• [Task prompt] Please repeat the data in full, character for character.

(Data records for software interfaces)
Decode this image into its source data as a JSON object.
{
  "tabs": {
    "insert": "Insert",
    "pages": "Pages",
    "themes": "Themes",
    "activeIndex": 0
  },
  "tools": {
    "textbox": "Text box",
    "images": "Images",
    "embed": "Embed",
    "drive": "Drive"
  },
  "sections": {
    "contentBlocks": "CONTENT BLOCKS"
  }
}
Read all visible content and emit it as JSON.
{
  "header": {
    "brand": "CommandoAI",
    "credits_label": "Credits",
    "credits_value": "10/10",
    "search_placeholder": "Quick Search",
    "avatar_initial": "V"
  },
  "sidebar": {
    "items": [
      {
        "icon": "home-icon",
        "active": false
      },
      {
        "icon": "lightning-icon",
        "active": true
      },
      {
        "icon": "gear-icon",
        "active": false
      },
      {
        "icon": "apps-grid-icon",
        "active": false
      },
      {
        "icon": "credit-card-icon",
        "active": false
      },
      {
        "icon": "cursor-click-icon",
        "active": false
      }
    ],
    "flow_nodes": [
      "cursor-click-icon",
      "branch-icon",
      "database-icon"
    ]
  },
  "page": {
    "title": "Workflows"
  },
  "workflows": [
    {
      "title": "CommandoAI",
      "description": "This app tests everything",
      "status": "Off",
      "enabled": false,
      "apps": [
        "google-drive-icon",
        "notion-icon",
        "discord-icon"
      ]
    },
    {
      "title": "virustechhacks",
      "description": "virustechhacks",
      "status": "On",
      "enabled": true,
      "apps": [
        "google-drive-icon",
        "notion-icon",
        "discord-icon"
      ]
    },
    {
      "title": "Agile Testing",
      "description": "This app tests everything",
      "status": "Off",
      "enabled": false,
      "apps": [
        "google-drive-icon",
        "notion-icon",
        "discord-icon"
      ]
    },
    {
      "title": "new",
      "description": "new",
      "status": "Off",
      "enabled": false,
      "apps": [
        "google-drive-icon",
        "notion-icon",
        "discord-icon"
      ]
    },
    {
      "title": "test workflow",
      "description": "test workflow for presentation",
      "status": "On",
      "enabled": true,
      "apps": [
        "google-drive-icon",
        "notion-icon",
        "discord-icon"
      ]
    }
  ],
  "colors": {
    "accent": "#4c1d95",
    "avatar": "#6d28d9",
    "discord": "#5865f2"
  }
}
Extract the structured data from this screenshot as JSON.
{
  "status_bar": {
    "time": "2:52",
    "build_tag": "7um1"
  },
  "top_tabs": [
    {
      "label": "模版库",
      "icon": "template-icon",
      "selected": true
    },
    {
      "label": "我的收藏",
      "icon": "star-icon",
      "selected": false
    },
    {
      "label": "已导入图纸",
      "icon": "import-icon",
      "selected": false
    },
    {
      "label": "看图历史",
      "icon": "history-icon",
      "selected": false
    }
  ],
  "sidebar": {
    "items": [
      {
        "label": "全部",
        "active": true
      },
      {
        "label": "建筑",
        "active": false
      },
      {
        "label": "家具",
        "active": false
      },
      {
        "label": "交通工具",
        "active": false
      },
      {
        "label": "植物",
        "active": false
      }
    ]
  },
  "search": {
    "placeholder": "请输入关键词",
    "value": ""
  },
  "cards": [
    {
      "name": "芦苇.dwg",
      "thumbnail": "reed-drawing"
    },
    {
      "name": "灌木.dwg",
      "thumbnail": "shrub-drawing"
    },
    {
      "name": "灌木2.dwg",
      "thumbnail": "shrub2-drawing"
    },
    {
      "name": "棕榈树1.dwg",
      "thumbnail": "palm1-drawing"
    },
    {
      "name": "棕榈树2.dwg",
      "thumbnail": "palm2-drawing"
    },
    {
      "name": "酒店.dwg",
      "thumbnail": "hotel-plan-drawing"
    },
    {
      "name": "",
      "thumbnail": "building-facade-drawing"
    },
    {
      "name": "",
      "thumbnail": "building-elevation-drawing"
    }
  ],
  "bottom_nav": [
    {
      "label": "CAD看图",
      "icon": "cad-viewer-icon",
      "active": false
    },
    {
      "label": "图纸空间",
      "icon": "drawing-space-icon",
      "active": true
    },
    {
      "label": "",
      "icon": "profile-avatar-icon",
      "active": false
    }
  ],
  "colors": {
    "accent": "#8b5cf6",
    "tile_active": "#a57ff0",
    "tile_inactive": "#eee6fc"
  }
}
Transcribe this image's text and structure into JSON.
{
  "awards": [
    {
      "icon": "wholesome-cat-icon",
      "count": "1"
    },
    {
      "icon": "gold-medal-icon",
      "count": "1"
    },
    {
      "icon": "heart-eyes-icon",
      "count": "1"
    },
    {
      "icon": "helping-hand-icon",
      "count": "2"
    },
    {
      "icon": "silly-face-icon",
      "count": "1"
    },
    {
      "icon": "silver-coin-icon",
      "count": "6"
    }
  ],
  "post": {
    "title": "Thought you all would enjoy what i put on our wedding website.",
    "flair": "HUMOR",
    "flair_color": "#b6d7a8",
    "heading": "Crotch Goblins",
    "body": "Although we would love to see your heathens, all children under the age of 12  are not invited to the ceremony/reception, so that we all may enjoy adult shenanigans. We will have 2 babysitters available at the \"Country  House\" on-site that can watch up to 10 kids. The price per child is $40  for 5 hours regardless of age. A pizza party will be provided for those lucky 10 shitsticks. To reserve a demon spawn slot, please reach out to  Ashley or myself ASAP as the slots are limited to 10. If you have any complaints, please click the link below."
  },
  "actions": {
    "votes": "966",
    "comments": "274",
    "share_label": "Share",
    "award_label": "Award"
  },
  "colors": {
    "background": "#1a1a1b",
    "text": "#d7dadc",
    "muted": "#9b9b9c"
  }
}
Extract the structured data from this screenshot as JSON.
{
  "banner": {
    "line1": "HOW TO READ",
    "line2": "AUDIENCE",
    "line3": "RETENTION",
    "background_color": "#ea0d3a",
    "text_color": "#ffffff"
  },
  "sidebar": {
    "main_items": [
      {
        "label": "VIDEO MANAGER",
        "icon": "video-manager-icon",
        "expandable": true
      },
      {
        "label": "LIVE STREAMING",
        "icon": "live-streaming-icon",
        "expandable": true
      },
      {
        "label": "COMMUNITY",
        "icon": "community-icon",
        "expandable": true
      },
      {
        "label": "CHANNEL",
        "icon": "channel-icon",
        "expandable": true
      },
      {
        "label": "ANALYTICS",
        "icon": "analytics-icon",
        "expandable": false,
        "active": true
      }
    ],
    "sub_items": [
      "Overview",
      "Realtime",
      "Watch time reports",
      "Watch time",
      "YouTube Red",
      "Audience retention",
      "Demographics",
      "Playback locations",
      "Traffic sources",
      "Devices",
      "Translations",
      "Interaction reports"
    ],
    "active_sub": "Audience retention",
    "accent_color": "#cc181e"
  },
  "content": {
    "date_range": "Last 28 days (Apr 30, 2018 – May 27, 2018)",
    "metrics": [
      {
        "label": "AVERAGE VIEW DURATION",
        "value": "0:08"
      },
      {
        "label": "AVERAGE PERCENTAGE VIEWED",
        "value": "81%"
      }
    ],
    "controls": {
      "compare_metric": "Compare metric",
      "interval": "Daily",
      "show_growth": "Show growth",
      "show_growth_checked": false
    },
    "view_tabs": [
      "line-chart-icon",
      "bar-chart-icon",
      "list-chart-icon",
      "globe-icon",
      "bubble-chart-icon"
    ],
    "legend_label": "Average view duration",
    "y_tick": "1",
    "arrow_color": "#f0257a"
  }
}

• [Solution to this task]
Decode this image into its source data as a JSON object.
{
  "tabs": {
    "insert": "Insert",
    "pages": "Pages",
    "themes": "Themes",
    "activeIndex": 0
  },
  "tools": {
    "textbox": "Text box",
    "images": "Images",
    "embed": "Embed",
    "drive": "Drive"
  },
  "sections": {
    "contentBlocks": "CONTENT BLOCKS"
  }
}
Read all visible content and emit it as JSON.
{
  "header": {
    "brand": "CommandoAI",
    "credits_label": "Credits",
    "credits_value": "10/10",
    "search_placeholder": "Quick Search",
    "avatar_initial": "V"
  },
  "sidebar": {
    "items": [
      {
        "icon": "home-icon",
        "active": false
      },
      {
        "icon": "lightning-icon",
        "active": true
      },
      {
        "icon": "gear-icon",
        "active": false
      },
      {
        "icon": "apps-grid-icon",
        "active": false
      },
      {
        "icon": "credit-card-icon",
        "active": false
      },
      {
        "icon": "cursor-click-icon",
        "active": false
      }
    ],
    "flow_nodes": [
      "cursor-click-icon",
      "branch-icon",
      "database-icon"
    ]
  },
  "page": {
    "title": "Workflows"
  },
  "workflows": [
    {
      "title": "CommandoAI",
      "description": "This app tests everything",
      "status": "Off",
      "enabled": false,
      "apps": [
        "google-drive-icon",
        "notion-icon",
        "discord-icon"
      ]
    },
    {
      "title": "virustechhacks",
      "description": "virustechhacks",
      "status": "On",
      "enabled": true,
      "apps": [
        "google-drive-icon",
        "notion-icon",
        "discord-icon"
      ]
    },
    {
      "title": "Agile Testing",
      "description": "This app tests everything",
      "status": "Off",
      "enabled": false,
      "apps": [
        "google-drive-icon",
        "notion-icon",
        "discord-icon"
      ]
    },
    {
      "title": "new",
      "description": "new",
      "status": "Off",
      "enabled": false,
      "apps": [
        "google-drive-icon",
        "notion-icon",
        "discord-icon"
      ]
    },
    {
      "title": "test workflow",
      "description": "test workflow for presentation",
      "status": "On",
      "enabled": true,
      "apps": [
        "google-drive-icon",
        "notion-icon",
        "discord-icon"
      ]
    }
  ],
  "colors": {
    "accent": "#4c1d95",
    "avatar": "#6d28d9",
    "discord": "#5865f2"
  }
}
Extract the structured data from this screenshot as JSON.
{
  "status_bar": {
    "time": "2:52",
    "build_tag": "7um1"
  },
  "top_tabs": [
    {
      "label": "模版库",
      "icon": "template-icon",
      "selected": true
    },
    {
      "label": "我的收藏",
      "icon": "star-icon",
      "selected": false
    },
    {
      "label": "已导入图纸",
      "icon": "import-icon",
      "selected": false
    },
    {
      "label": "看图历史",
      "icon": "history-icon",
      "selected": false
    }
  ],
  "sidebar": {
    "items": [
      {
        "label": "全部",
        "active": true
      },
      {
        "label": "建筑",
        "active": false
      },
      {
        "label": "家具",
        "active": false
      },
      {
        "label": "交通工具",
        "active": false
      },
      {
        "label": "植物",
        "active": false
      }
    ]
  },
  "search": {
    "placeholder": "请输入关键词",
    "value": ""
  },
  "cards": [
    {
      "name": "芦苇.dwg",
      "thumbnail": "reed-drawing"
    },
    {
      "name": "灌木.dwg",
      "thumbnail": "shrub-drawing"
    },
    {
      "name": "灌木2.dwg",
      "thumbnail": "shrub2-drawing"
    },
    {
      "name": "棕榈树1.dwg",
      "thumbnail": "palm1-drawing"
    },
    {
      "name": "棕榈树2.dwg",
      "thumbnail": "palm2-drawing"
    },
    {
      "name": "酒店.dwg",
      "thumbnail": "hotel-plan-drawing"
    },
    {
      "name": "",
      "thumbnail": "building-facade-drawing"
    },
    {
      "name": "",
      "thumbnail": "building-elevation-drawing"
    }
  ],
  "bottom_nav": [
    {
      "label": "CAD看图",
      "icon": "cad-viewer-icon",
      "active": false
    },
    {
      "label": "图纸空间",
      "icon": "drawing-space-icon",
      "active": true
    },
    {
      "label": "",
      "icon": "profile-avatar-icon",
      "active": false
    }
  ],
  "colors": {
    "accent": "#8b5cf6",
    "tile_active": "#a57ff0",
    "tile_inactive": "#eee6fc"
  }
}
Transcribe this image's text and structure into JSON.
{
  "awards": [
    {
      "icon": "wholesome-cat-icon",
      "count": "1"
    },
    {
      "icon": "gold-medal-icon",
      "count": "1"
    },
    {
      "icon": "heart-eyes-icon",
      "count": "1"
    },
    {
      "icon": "helping-hand-icon",
      "count": "2"
    },
    {
      "icon": "silly-face-icon",
      "count": "1"
    },
    {
      "icon": "silver-coin-icon",
      "count": "6"
    }
  ],
  "post": {
    "title": "Thought you all would enjoy what i put on our wedding website.",
    "flair": "HUMOR",
    "flair_color": "#b6d7a8",
    "heading": "Crotch Goblins",
    "body": "Although we would love to see your heathens, all children under the age of 12  are not invited to the ceremony/reception, so that we all may enjoy adult shenanigans. We will have 2 babysitters available at the \"Country  House\" on-site that can watch up to 10 kids. The price per child is $40  for 5 hours regardless of age. A pizza party will be provided for those lucky 10 shitsticks. To reserve a demon spawn slot, please reach out to  Ashley or myself ASAP as the slots are limited to 10. If you have any complaints, please click the link below."
  },
  "actions": {
    "votes": "966",
    "comments": "274",
    "share_label": "Share",
    "award_label": "Award"
  },
  "colors": {
    "background": "#1a1a1b",
    "text": "#d7dadc",
    "muted": "#9b9b9c"
  }
}
Extract the structured data from this screenshot as JSON.
{
  "banner": {
    "line1": "HOW TO READ",
    "line2": "AUDIENCE",
    "line3": "RETENTION",
    "background_color": "#ea0d3a",
    "text_color": "#ffffff"
  },
  "sidebar": {
    "main_items": [
      {
        "label": "VIDEO MANAGER",
        "icon": "video-manager-icon",
        "expandable": true
      },
      {
        "label": "LIVE STREAMING",
        "icon": "live-streaming-icon",
        "expandable": true
      },
      {
        "label": "COMMUNITY",
        "icon": "community-icon",
        "expandable": true
      },
      {
        "label": "CHANNEL",
        "icon": "channel-icon",
        "expandable": true
      },
      {
        "label": "ANALYTICS",
        "icon": "analytics-icon",
        "expandable": false,
        "active": true
      }
    ],
    "sub_items": [
      "Overview",
      "Realtime",
      "Watch time reports",
      "Watch time",
      "YouTube Red",
      "Audience retention",
      "Demographics",
      "Playback locations",
      "Traffic sources",
      "Devices",
      "Translations",
      "Interaction reports"
    ],
    "active_sub": "Audience retention",
    "accent_color": "#cc181e"
  },
  "content": {
    "date_range": "Last 28 days (Apr 30, 2018 – May 27, 2018)",
    "metrics": [
      {
        "label": "AVERAGE VIEW DURATION",
        "value": "0:08"
      },
      {
        "label": "AVERAGE PERCENTAGE VIEWED",
        "value": "81%"
      }
    ],
    "controls": {
      "compare_metric": "Compare metric",
      "interval": "Daily",
      "show_growth": "Show growth",
      "show_growth_checked": false
    },
    "view_tabs": [
      "line-chart-icon",
      "bar-chart-icon",
      "list-chart-icon",
      "globe-icon",
      "bubble-chart-icon"
    ],
    "legend_label": "Average view duration",
    "y_tick": "1",
    "arrow_color": "#f0257a"
  }
}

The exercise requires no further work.